Before I get into a brief recap of last weekend’s YWCA Women in Media panel, I wanted to share one (of the many!) reasons why I love my job as a reporter.
I’m working this weekend, so I was up bright and early to get to three different stories all before noon. First on my list was a movie screening of the new Disney flick Frozen for cancer patients, survivors and their families and caregivers. What an awesome event! It’s sponsored by George’s Night Out, a volunteer organization started by Sue Baldock after her husband George passed away ten years ago at the age of 30 from cancer. The Simcoe couple was living in Denver at the time with their infant son, far from extended family for support, and a foundation in Colorado helped send them to things like restaurants for meals out or the hockey arena for an Avalanche game. Nothing too big or overwhelming – just fun, lowkey and relaxed events – but we all know those are the moments we hold onto and remember, right? It’s the simplest memories that mean the most.
When Sue moved back to Simcoe, she was determined to bring that idea – just spending time with your loved ones while everyone is together – to Norfolk County. One of the many things George’s Night Out does is this annual movie screening. It was packed with people from around Norfolk! The kids were especially excited to have the chance to eat popcorn for breakfast!
After interviewing people there and taking some photos, I then headed to the Salvation Army for their Kids Only Christmas Store. This event lets kids from low-income families buy Christmas presents for their parents and caregivers for just a loonie. Again, what an awesome organization! I watched kids anxiously scour the aisles of donated items (either new, regifted, or gently used) for the perfect present for their mom, dad, or grandparent. Then the volunteers would wrap the gifts up while the kids eagerly waited, pride and anticipation written across their faces.
As one of the volunteers told me, “Kids want to get in on the giving spirit too.” Isn’t that true? A program like this allows them to do so, and takes what can be (and is) a very stressful time financially for many people and turns it into an opportunity for everyone to feel included. I loved this!
My third and final destination for the morning was a book signing with a local author from Long Point. Jan Everett wrote and illustrated a children’s book called “Never Give Up” for her husband’s birthday, inspired by his dedication to helping save turtles crossing from the bay to the marsh on the causeway (this is a HUGE problem in Long Point). Jan and John were delightful, chatty, warm and welcoming, and their passion for the environment is so inspiring.
All in all, it was a Saturday morning that reminded me why I love my job. Like police officers, judges and various other professions, journalists are often called to bear witness to the worst of humanity, but we also get to experience the best of it. The stories about people working to improve our world little by little are the ones we need to focus on when it seems like the media can be full of so much bad news. I’m continually awed by this and I hope that never changes, that I never become jaded about all the good that is around me. Let’s keep getting these stories out!
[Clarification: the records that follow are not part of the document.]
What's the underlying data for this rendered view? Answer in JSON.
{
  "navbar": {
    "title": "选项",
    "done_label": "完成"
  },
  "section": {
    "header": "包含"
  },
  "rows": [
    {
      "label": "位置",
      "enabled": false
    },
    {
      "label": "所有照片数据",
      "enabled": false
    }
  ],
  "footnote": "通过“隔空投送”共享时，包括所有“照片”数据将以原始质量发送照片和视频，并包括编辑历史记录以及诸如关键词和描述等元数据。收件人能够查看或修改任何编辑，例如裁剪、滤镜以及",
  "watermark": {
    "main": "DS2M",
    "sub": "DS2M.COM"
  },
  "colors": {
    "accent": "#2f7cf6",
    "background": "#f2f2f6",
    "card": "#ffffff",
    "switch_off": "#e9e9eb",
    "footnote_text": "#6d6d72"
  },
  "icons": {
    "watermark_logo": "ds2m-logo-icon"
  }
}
Now for the Women in Media panel: what a fantastic day! I was so impressed by the YWCA and the planning they did to pull off a terrific National Career Day. There were city councillors, midwives, a police officer, a hair stylist, a boxer, a NASA spacesuit designer, a biologist and more all there to speak with the girls and answer any questions they had. It was fascinating and I particularly enjoyed speaking with the police officer and the midwife. The inventor of the Diva Cup was also there, which was really cool. All fabulous, strong female role models for the girls in attendance.
The media panel I was on was really intimidating at first – I had to answer first so I was very nervous! The other two women on the panel with me was Sophie from 91.5 The Beat in Kitchener-Waterloo and Sasha, a recording artist and Canadian Idol competitor. Both women were funny, wise and frank about challenges they’ve faced in the media and advice they have for young girls wanting to work in the industry.
One question I received that I loved was “who are your female role models?” This is a question we should all ask ourselves regularly, I think. I told the girls it’s important to have role models who are real people you know in your life – that it’s fine to look up to famous people in the public eye (but seriously, let’s have more Malala Yousafzais than Miley Cyruses, please), but to also make sure that some of your heroes are girls and women you know, and to talk to them, ask them questions, be inspired by them. I added that your role models can be all ages and from all backgrounds – they don’t have to look like you, be like you, have the same interests or talents as you. What matters is that they represent qualities you strive for.
My female role models? My mom, first of all, for about a billion reasons but off the top of my head for her strength, vulnerability, selflessness, love of learning and devotion to her principles. My great-grandmothers for their grit, determination, faith and style. My former Russian professor Nazia who became a great friend for her humour, commitment to academics, passion for women’s rights and never-ending curiosity. My cousin Lindsay for her balanced approach to life and healthy self-perception. All traits I want to cultivate in myself – things I struggle with, to be frank, so looking up to these women as role models helps inspire me every day to try and be better.
Anyway, the rest of the panel was hopefully helpful for the girls and I’m excited to continue my involvement with the YWCA. The coordinator of the program and I have been chatting since the event about volunteering with their Media2Me program, so that’s something I’m really looking forward to.
Okay, I better head out for my next event for work – busy Saturday!